─── INFORMATION GIVEN
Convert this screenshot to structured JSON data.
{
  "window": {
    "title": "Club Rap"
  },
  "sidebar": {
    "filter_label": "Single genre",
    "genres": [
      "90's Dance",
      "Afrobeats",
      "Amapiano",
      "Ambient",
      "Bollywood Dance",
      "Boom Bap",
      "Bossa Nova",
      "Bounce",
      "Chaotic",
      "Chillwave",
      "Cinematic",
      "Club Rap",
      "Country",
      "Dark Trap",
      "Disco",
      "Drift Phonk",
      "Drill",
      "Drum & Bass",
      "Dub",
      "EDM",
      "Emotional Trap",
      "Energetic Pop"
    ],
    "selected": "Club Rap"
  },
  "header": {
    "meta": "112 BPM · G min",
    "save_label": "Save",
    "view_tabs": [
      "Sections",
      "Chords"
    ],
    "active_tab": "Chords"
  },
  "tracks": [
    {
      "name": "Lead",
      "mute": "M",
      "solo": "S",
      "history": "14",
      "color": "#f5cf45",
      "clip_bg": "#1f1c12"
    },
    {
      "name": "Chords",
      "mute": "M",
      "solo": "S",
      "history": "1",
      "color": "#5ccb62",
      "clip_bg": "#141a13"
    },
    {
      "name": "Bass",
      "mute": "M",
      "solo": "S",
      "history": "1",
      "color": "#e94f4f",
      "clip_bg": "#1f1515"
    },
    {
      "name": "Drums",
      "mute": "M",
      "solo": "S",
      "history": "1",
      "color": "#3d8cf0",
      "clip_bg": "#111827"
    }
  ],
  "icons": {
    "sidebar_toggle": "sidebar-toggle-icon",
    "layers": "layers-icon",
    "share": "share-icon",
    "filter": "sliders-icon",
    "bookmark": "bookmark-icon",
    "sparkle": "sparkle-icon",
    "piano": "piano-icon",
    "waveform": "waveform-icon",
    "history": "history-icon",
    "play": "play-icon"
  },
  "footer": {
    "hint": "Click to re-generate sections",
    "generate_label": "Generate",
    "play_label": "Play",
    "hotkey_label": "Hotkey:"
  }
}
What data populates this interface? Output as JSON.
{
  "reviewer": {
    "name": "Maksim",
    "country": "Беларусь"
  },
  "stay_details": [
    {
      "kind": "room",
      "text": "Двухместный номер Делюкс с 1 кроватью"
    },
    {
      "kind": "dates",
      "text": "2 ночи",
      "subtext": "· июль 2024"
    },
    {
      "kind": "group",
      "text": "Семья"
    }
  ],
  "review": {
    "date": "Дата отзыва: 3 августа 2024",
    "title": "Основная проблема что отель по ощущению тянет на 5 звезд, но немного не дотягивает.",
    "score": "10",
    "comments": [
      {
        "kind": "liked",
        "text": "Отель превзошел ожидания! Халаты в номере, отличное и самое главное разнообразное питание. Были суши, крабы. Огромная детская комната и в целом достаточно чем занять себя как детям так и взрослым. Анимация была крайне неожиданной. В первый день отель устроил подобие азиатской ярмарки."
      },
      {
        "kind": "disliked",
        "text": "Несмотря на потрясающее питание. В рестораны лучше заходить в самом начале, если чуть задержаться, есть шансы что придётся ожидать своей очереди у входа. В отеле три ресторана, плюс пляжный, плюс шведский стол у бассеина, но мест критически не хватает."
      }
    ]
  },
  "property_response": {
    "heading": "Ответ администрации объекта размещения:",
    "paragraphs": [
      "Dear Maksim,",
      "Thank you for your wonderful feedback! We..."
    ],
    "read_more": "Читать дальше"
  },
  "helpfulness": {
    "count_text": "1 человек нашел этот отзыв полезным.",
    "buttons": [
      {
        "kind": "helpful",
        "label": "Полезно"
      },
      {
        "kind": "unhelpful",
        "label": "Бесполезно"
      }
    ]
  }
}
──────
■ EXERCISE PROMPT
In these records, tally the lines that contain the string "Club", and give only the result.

■ SOLUTION TO THE EXERCISE
3